The winners of the most valuable player awards were announced Thursday night, and Mike Trout and Clayton Kershaw, deservedly, won the prizes for each league as voted upon by the Baseball Writers Association of America. Anthony Rendon, the Nationals’ best position player last season, finished fifth in the NL voting, sandwiched between Jonathan Lucroy and Buster Posey. Fifth place may not seem like much but it is, undoubtedly, an accomplishment in Nationals history.

The results offered yet another chance to appreciate Rendon’s stellar season, and this is the biggest reason why: In the team’s 10-year history, Rendon’s fifth-place finish is the highest ever for any Nationals player.
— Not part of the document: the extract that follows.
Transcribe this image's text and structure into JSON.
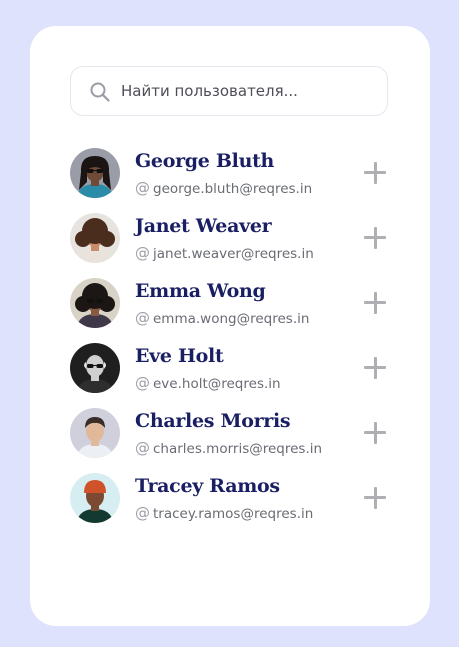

Franchise cornerstone Ryan Zimmermann nearly hit .300 in 2009 — with 33 home runs and 106 RBI — and played Gold Glove defense, but he didn’t even crack the top 10. (He hasn’t finished any higher than 16th in his career.) Jayson Werth, the Nationals’ biggest free agent signing to date and former World Series champion, finished eighth in 2010 with the Phillies and 13th in 2013. Adam LaRoche’s career year in 2012 was recognized with sixth place, as was Alfonso Soriano’s 40-40 season in 2006. Ian Desmond finished 16th with his breakout 2012 campaign.

Rendon, in his first full major league season and only 24 years old, topped them all. He hit .287/.351/.473 with 21 home runs and 83 RBI. He played stellar defense, managing a change from second to third base with ease. He stole 17 bases and was an excellent base runner. According to’s version of WAR (wins above replacement), Rendon was worth 6.6 WAR, second only to Andrew McCutchen, who finished third in MVP voting behind Giancarlo Stanton.

The Nationals’ future, with Rendon manning third base and hitting in the heart of the lineup, is bright. He is under team control through the 2019 season. His bat and glove will form a key part of the Nationals for years to come. Those who voted for Rendon gave him mostly fifth- and sixth-place votes, but one voter handed him a third-place vote. Werth finished 18th in the voting, followed by Denard Span at 19th.

Thursday’s MVP results also showed a change in voter’s tendencies, a better appreciation of all-around play. Only five of the players in the top 15 in RBI in the NL placed in the top 10 in MVP voting. All-around play, rate stats and impact were rewarded instead of fickle numbers like RBI. Rendon didn’t have the home run or RBI totals of players like Adrian Gonzalez or Stanton, but he was acknowledged for his impact.